Summary:  Catalina’s a bit disappointed to receive a sewing kit from her Tía Abuela for her birthday.  Usually Tía, a former telenovela star who is also named Catalina, gives more exciting gifts.  For their first sewing lesson, Tía shows Cat how to fix her torn cat sweatshirt.  Later, Cat realizes the sweatshirt can temporarily transform her into a cat.  It turns out the sewing kit has magic in it that can change ordinary clothing into disguises.  Becoming a cat comes in handy when a ruby goes missing from one of Tía’s most famous gowns on display at the local library.  Cat and her frenemy Pablo combine forces to solve the mystery.  This is the first of a four-part series, simultaneously released with book 2 (there’s a preview at the end of this book).  Books 3 and 4 will be out later this year.  114 pages; grades 1-3. 

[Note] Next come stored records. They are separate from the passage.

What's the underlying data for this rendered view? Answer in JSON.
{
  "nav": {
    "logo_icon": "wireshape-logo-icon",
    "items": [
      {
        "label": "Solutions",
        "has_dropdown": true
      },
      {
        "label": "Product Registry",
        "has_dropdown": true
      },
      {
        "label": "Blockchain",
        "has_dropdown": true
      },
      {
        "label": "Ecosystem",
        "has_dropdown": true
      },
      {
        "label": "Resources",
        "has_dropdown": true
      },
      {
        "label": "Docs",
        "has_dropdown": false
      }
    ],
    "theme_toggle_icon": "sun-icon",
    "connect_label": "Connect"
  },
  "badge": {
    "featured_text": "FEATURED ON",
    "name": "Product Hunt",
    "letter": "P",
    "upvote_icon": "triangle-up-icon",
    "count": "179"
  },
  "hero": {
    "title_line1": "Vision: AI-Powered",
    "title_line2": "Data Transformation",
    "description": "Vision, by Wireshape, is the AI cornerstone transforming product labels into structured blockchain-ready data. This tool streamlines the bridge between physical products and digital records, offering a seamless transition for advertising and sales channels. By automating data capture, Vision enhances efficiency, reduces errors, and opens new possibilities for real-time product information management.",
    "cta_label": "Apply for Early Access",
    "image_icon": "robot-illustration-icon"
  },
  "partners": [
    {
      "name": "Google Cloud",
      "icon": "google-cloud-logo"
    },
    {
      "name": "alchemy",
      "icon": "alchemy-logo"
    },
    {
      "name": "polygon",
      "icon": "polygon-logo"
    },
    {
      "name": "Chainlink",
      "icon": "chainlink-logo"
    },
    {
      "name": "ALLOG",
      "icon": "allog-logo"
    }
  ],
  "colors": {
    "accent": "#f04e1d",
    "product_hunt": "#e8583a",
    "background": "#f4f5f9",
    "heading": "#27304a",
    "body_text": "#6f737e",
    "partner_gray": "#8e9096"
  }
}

Pros:  There’s a lot going on in this early chapter book: magic, a mystery, and a few lessons about perseverance.  The illustrations and larger font make it an appealing choice for younger kids.

Cons:  The mystery didn’t start until about halfway through the book and wrapped up pretty quickly. I hope Pablo gets a bigger role in book 2.

Maddie and Mabel by Kari Allen, illustrated by Tatjana Mai-Wyss

Published by Kind World Publishing

Summary:  Maddie and Mabel are two sisters who (usually) love to play together.  Their story is told in five chapters, each of which could stand alone, but which also tie together.  In one of the chapters, Mabel gets tired of Maddie’s bossiness and the two have a fight.  Maddie shows readers how to apologize and before long the sisters are happily back together.  A few pages at the end offer suggestions for discussion.  Book 2 is due out in October.  80 pages; grades K-3.

Pros:  This beginning chapter book reminds me of Laurel Snyder’s Charlie and Mouse series.  There are no adults around, so the two girls have to work things out on their own.  Each page has just a few sentences, but the stories are emotionally satisfying despite their brevity.

Cons:  Those older siblings sure can be bossy. And those younger ones can be a pain in the neck.